START The data

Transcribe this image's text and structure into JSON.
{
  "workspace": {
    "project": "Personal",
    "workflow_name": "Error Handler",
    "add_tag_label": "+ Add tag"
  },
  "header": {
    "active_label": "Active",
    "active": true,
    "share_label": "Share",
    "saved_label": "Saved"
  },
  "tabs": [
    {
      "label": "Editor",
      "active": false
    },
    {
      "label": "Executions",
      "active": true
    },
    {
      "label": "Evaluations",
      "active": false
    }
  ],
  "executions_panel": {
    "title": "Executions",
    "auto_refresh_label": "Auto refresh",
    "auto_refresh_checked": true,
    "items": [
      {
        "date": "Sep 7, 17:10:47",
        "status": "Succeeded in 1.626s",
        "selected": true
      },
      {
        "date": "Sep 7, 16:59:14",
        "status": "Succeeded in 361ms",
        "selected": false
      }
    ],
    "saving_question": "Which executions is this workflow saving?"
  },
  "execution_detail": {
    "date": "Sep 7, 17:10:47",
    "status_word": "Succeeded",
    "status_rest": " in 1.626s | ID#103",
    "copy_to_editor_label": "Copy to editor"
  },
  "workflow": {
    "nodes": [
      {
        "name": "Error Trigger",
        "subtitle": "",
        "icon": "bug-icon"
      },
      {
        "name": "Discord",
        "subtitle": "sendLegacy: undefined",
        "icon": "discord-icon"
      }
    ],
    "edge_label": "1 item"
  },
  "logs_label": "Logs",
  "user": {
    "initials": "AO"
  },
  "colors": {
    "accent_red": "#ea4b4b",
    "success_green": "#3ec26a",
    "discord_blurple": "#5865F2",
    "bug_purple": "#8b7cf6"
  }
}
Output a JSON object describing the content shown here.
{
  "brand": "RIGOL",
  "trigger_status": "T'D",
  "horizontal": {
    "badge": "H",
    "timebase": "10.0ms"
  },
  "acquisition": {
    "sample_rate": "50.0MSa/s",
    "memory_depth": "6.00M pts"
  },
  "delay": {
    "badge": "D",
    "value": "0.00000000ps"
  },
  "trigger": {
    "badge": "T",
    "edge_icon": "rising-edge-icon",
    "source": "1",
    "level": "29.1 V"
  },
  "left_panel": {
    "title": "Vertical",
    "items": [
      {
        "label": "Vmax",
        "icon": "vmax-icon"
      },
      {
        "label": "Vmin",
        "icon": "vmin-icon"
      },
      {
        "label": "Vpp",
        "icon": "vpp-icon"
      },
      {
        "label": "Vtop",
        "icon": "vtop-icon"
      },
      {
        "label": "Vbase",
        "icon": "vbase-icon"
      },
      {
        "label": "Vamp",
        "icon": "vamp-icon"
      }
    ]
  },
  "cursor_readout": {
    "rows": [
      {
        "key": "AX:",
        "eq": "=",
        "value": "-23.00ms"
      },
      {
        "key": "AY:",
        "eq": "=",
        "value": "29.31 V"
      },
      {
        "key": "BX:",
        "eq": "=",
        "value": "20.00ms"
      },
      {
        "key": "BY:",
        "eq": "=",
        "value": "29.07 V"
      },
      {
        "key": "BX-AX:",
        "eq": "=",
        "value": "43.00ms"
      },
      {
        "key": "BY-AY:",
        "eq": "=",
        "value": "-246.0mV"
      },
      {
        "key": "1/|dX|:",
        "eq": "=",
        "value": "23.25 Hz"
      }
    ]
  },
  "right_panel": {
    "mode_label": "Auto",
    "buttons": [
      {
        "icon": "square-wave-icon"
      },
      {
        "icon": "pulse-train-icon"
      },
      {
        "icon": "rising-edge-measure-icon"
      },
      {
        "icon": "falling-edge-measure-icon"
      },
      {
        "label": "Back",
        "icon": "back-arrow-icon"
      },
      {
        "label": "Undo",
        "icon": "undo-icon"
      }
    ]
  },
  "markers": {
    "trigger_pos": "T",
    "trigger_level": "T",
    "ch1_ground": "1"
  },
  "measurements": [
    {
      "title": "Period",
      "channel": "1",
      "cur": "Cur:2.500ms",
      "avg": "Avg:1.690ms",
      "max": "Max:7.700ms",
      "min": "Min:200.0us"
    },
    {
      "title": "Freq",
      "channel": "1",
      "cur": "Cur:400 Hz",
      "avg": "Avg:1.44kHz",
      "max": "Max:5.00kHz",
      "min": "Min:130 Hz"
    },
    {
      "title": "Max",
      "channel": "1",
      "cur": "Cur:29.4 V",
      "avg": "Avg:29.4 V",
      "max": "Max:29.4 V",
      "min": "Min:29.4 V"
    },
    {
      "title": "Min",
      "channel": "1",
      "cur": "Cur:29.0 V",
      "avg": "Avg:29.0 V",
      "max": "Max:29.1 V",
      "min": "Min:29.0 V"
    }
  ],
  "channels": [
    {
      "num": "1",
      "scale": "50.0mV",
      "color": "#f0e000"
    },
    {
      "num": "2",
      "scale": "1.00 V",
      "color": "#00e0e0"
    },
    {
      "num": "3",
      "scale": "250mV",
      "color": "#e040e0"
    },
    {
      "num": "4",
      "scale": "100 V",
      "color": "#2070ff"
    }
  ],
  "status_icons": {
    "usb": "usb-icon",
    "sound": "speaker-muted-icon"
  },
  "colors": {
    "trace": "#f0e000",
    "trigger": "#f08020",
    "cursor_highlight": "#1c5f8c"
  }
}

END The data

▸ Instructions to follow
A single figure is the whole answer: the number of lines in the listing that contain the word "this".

▸ Solution to the exercise
2